• **TASK MATERIAL**:
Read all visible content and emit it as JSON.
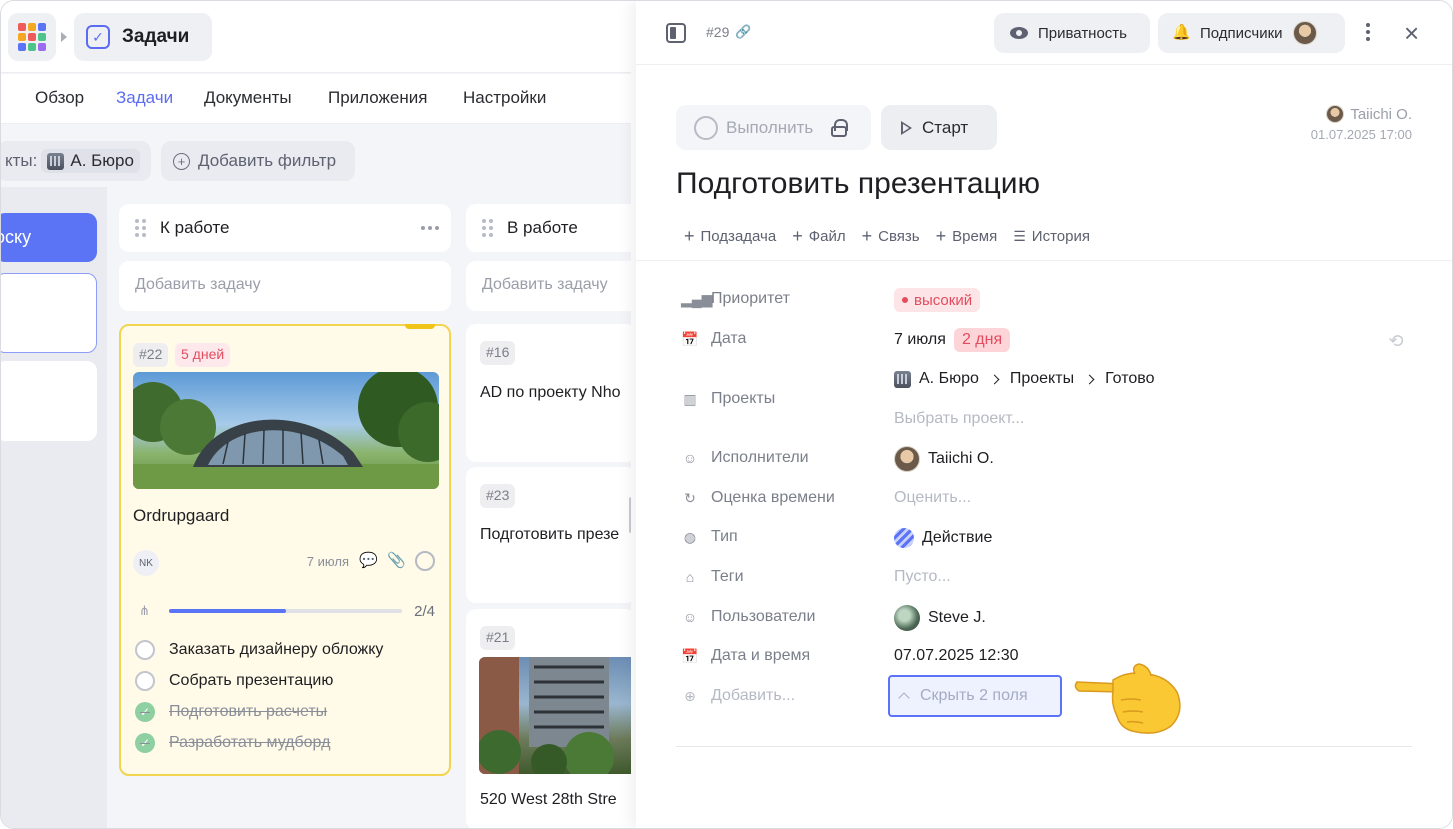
{
  "app": {
    "name": "Задачи"
  },
  "nav": {
    "tabs": [
      {
        "label": "Обзор"
      },
      {
        "label": "Задачи",
        "active": true
      },
      {
        "label": "Документы"
      },
      {
        "label": "Приложения"
      },
      {
        "label": "Настройки"
      }
    ]
  },
  "filters": {
    "projects_prefix": "кты:",
    "project_name": "А. Бюро",
    "add_filter": "Добавить фильтр"
  },
  "columns": {
    "done": {
      "title": "оску"
    },
    "todo": {
      "title": "К работе",
      "add_task": "Добавить задачу"
    },
    "in_progress": {
      "title": "В работе",
      "add_task": "Добавить задачу"
    }
  },
  "card": {
    "id": "#22",
    "due": "5 дней",
    "title": "Ordrupgaard",
    "assignee": "NK",
    "date": "7 июля",
    "progress_text": "2/4",
    "progress": 0.5,
    "checklist": [
      {
        "text": "Заказать дизайнеру обложку",
        "done": false
      },
      {
        "text": "Собрать презентацию",
        "done": false
      },
      {
        "text": "Подготовить расчеты",
        "done": true
      },
      {
        "text": "Разработать мудборд",
        "done": true
      }
    ]
  },
  "work_cards": [
    {
      "id": "#16",
      "title": "AD по проекту Nho"
    },
    {
      "id": "#23",
      "title": "Подготовить презе"
    },
    {
      "id": "#21",
      "title": "520 West 28th Stre"
    }
  ],
  "panel": {
    "task_id": "#29",
    "privacy_label": "Приватность",
    "subscribers_label": "Подписчики",
    "complete_label": "Выполнить",
    "start_label": "Старт",
    "author_name": "Taiichi O.",
    "author_time": "01.07.2025 17:00",
    "title": "Подготовить презентацию",
    "actions": [
      "Подзадача",
      "Файл",
      "Связь",
      "Время",
      "История"
    ],
    "props": {
      "priority": {
        "label": "Приоритет",
        "value": "высокий"
      },
      "date": {
        "label": "Дата",
        "value": "7 июля",
        "days": "2 дня"
      },
      "projects": {
        "label": "Проекты",
        "path": [
          "А. Бюро",
          "Проекты",
          "Готово"
        ],
        "placeholder": "Выбрать проект..."
      },
      "assignees": {
        "label": "Исполнители",
        "value": "Taiichi O."
      },
      "estimate": {
        "label": "Оценка времени",
        "value": "Оценить..."
      },
      "type": {
        "label": "Тип",
        "value": "Действие"
      },
      "tags": {
        "label": "Теги",
        "value": "Пусто..."
      },
      "users": {
        "label": "Пользователи",
        "value": "Steve J."
      },
      "datetime": {
        "label": "Дата и время",
        "value": "07.07.2025 12:30"
      },
      "add": {
        "label": "Добавить..."
      }
    },
    "hide_fields": "Скрыть 2 поля"
  },
  "colors": {
    "accent": "#5b74f5",
    "danger": "#e34c5f",
    "card_bg": "#fffbe8",
    "card_border": "#f3d44e"
  }
}
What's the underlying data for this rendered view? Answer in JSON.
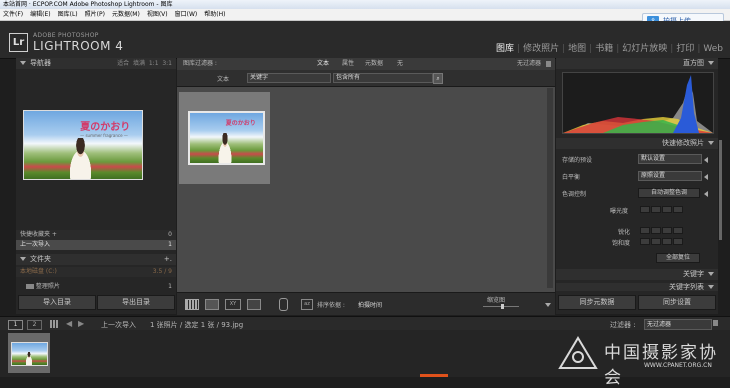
{
  "window": {
    "title_prefix": "本站首网 · ECPOP.COM",
    "title": "Adobe Photoshop Lightroom - 图库"
  },
  "menu": [
    "文件(F)",
    "编辑(E)",
    "图库(L)",
    "照片(P)",
    "元数据(M)",
    "视图(V)",
    "窗口(W)",
    "帮助(H)"
  ],
  "upload_button": {
    "label": "拍摄上传"
  },
  "identity": {
    "logo": "Lr",
    "small": "ADOBE PHOTOSHOP",
    "big": "LIGHTROOM 4"
  },
  "modules": [
    {
      "label": "图库",
      "active": true
    },
    {
      "label": "修改照片",
      "active": false
    },
    {
      "label": "地图",
      "active": false
    },
    {
      "label": "书籍",
      "active": false
    },
    {
      "label": "幻灯片放映",
      "active": false
    },
    {
      "label": "打印",
      "active": false
    },
    {
      "label": "Web",
      "active": false
    }
  ],
  "navigator": {
    "title": "导航器",
    "zoom_options": [
      "适合",
      "填满",
      "1:1",
      "3:1"
    ]
  },
  "photo": {
    "title": "夏のかおり",
    "subtitle": "— summer fragrance —"
  },
  "catalog": {
    "quick_collection": "快捷收藏夹 +",
    "quick_collection_count": "0",
    "previous_import": "上一次导入",
    "previous_import_count": "1"
  },
  "folders": {
    "title": "文件夹",
    "disk_label": "本地磁盘 (C:)",
    "disk_info": "3.5 / 9",
    "folder_name": "整理照片",
    "folder_count": "1"
  },
  "left_buttons": {
    "import": "导入目录",
    "export": "导出目录"
  },
  "library_filter": {
    "title": "图库过滤器 :",
    "tabs": [
      "文本",
      "属性",
      "元数据",
      "无"
    ],
    "preset": "无过滤器"
  },
  "text_filter": {
    "label": "文本",
    "field": "关键字",
    "rule": "包含所有"
  },
  "toolbar": {
    "sort_label": "排序依据 :",
    "sort_value": "拍摄时间",
    "thumb_label": "缩览图"
  },
  "histogram": {
    "title": "直方图"
  },
  "quick_develop": {
    "title": "快速修改照片",
    "preset_label": "存储的预设",
    "preset_value": "默认设置",
    "wb_label": "白平衡",
    "wb_value": "原照设置",
    "tone_label": "色调控制",
    "tone_auto": "自动调整色调",
    "exposure": "曝光度",
    "clarity": "锐化",
    "vibrance": "饱和度",
    "reset": "全部复位"
  },
  "right_sections": {
    "keywording": "关键字",
    "keyword_list": "关键字列表"
  },
  "right_buttons": {
    "sync_meta": "同步元数据",
    "sync_settings": "同步设置"
  },
  "filmbar": {
    "page1": "1",
    "page2": "2",
    "source": "上一次导入",
    "count": "1 张照片 / 选定 1 张 / 93.jpg",
    "filter_label": "过滤器 :",
    "filter_value": "无过滤器"
  },
  "watermark": {
    "main": "中国摄影家协会",
    "sub": "WWW.CPANET.ORG.CN"
  },
  "histogram_colors": {
    "blue": "#2a5bd8",
    "red": "#d8343a",
    "yellow": "#e8d23a",
    "green": "#35b54a",
    "gray": "#9a9a9a"
  }
}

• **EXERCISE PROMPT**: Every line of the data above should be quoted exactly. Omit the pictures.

• **SOLVED EXERCISE**:
Read all visible content and emit it as JSON.
{
  "app": {
    "name": "Задачи"
  },
  "nav": {
    "tabs": [
      {
        "label": "Обзор"
      },
      {
        "label": "Задачи",
        "active": true
      },
      {
        "label": "Документы"
      },
      {
        "label": "Приложения"
      },
      {
        "label": "Настройки"
      }
    ]
  },
  "filters": {
    "projects_prefix": "кты:",
    "project_name": "А. Бюро",
    "add_filter": "Добавить фильтр"
  },
  "columns": {
    "done": {
      "title": "оску"
    },
    "todo": {
      "title": "К работе",
      "add_task": "Добавить задачу"
    },
    "in_progress": {
      "title": "В работе",
      "add_task": "Добавить задачу"
    }
  },
  "card": {
    "id": "#22",
    "due": "5 дней",
    "title": "Ordrupgaard",
    "assignee": "NK",
    "date": "7 июля",
    "progress_text": "2/4",
    "progress": 0.5,
    "checklist": [
      {
        "text": "Заказать дизайнеру обложку",
        "done": false
      },
      {
        "text": "Собрать презентацию",
        "done": false
      },
      {
        "text": "Подготовить расчеты",
        "done": true
      },
      {
        "text": "Разработать мудборд",
        "done": true
      }
    ]
  },
  "work_cards": [
    {
      "id": "#16",
      "title": "AD по проекту Nho"
    },
    {
      "id": "#23",
      "title": "Подготовить презе"
    },
    {
      "id": "#21",
      "title": "520 West 28th Stre"
    }
  ],
  "panel": {
    "task_id": "#29",
    "privacy_label": "Приватность",
    "subscribers_label": "Подписчики",
    "complete_label": "Выполнить",
    "start_label": "Старт",
    "author_name": "Taiichi O.",
    "author_time": "01.07.2025 17:00",
    "title": "Подготовить презентацию",
    "actions": [
      "Подзадача",
      "Файл",
      "Связь",
      "Время",
      "История"
    ],
    "props": {
      "priority": {
        "label": "Приоритет",
        "value": "высокий"
      },
      "date": {
        "label": "Дата",
        "value": "7 июля",
        "days": "2 дня"
      },
      "projects": {
        "label": "Проекты",
        "path": [
          "А. Бюро",
          "Проекты",
          "Готово"
        ],
        "placeholder": "Выбрать проект..."
      },
      "assignees": {
        "label": "Исполнители",
        "value": "Taiichi O."
      },
      "estimate": {
        "label": "Оценка времени",
        "value": "Оценить..."
      },
      "type": {
        "label": "Тип",
        "value": "Действие"
      },
      "tags": {
        "label": "Теги",
        "value": "Пусто..."
      },
      "users": {
        "label": "Пользователи",
        "value": "Steve J."
      },
      "datetime": {
        "label": "Дата и время",
        "value": "07.07.2025 12:30"
      },
      "add": {
        "label": "Добавить..."
      }
    },
    "hide_fields": "Скрыть 2 поля"
  },
  "colors": {
    "accent": "#5b74f5",
    "danger": "#e34c5f",
    "card_bg": "#fffbe8",
    "card_border": "#f3d44e"
  }
}
What's the underlying data for this rendered view? Answer in JSON.
{
  "window": {
    "title_prefix": "本站首网 · ECPOP.COM",
    "title": "Adobe Photoshop Lightroom - 图库"
  },
  "menu": [
    "文件(F)",
    "编辑(E)",
    "图库(L)",
    "照片(P)",
    "元数据(M)",
    "视图(V)",
    "窗口(W)",
    "帮助(H)"
  ],
  "upload_button": {
    "label": "拍摄上传"
  },
  "identity": {
    "logo": "Lr",
    "small": "ADOBE PHOTOSHOP",
    "big": "LIGHTROOM 4"
  },
  "modules": [
    {
      "label": "图库",
      "active": true
    },
    {
      "label": "修改照片",
      "active": false
    },
    {
      "label": "地图",
      "active": false
    },
    {
      "label": "书籍",
      "active": false
    },
    {
      "label": "幻灯片放映",
      "active": false
    },
    {
      "label": "打印",
      "active": false
    },
    {
      "label": "Web",
      "active": false
    }
  ],
  "navigator": {
    "title": "导航器",
    "zoom_options": [
      "适合",
      "填满",
      "1:1",
      "3:1"
    ]
  },
  "photo": {
    "title": "夏のかおり",
    "subtitle": "— summer fragrance —"
  },
  "catalog": {
    "quick_collection": "快捷收藏夹 +",
    "quick_collection_count": "0",
    "previous_import": "上一次导入",
    "previous_import_count": "1"
  },
  "folders": {
    "title": "文件夹",
    "disk_label": "本地磁盘 (C:)",
    "disk_info": "3.5 / 9",
    "folder_name": "整理照片",
    "folder_count": "1"
  },
  "left_buttons": {
    "import": "导入目录",
    "export": "导出目录"
  },
  "library_filter": {
    "title": "图库过滤器 :",
    "tabs": [
      "文本",
      "属性",
      "元数据",
      "无"
    ],
    "preset": "无过滤器"
  },
  "text_filter": {
    "label": "文本",
    "field": "关键字",
    "rule": "包含所有"
  },
  "toolbar": {
    "sort_label": "排序依据 :",
    "sort_value": "拍摄时间",
    "thumb_label": "缩览图"
  },
  "histogram": {
    "title": "直方图"
  },
  "quick_develop": {
    "title": "快速修改照片",
    "preset_label": "存储的预设",
    "preset_value": "默认设置",
    "wb_label": "白平衡",
    "wb_value": "原照设置",
    "tone_label": "色调控制",
    "tone_auto": "自动调整色调",
    "exposure": "曝光度",
    "clarity": "锐化",
    "vibrance": "饱和度",
    "reset": "全部复位"
  },
  "right_sections": {
    "keywording": "关键字",
    "keyword_list": "关键字列表"
  },
  "right_buttons": {
    "sync_meta": "同步元数据",
    "sync_settings": "同步设置"
  },
  "filmbar": {
    "page1": "1",
    "page2": "2",
    "source": "上一次导入",
    "count": "1 张照片 / 选定 1 张 / 93.jpg",
    "filter_label": "过滤器 :",
    "filter_value": "无过滤器"
  },
  "watermark": {
    "main": "中国摄影家协会",
    "sub": "WWW.CPANET.ORG.CN"
  },
  "histogram_colors": {
    "blue": "#2a5bd8",
    "red": "#d8343a",
    "yellow": "#e8d23a",
    "green": "#35b54a",
    "gray": "#9a9a9a"
  }
}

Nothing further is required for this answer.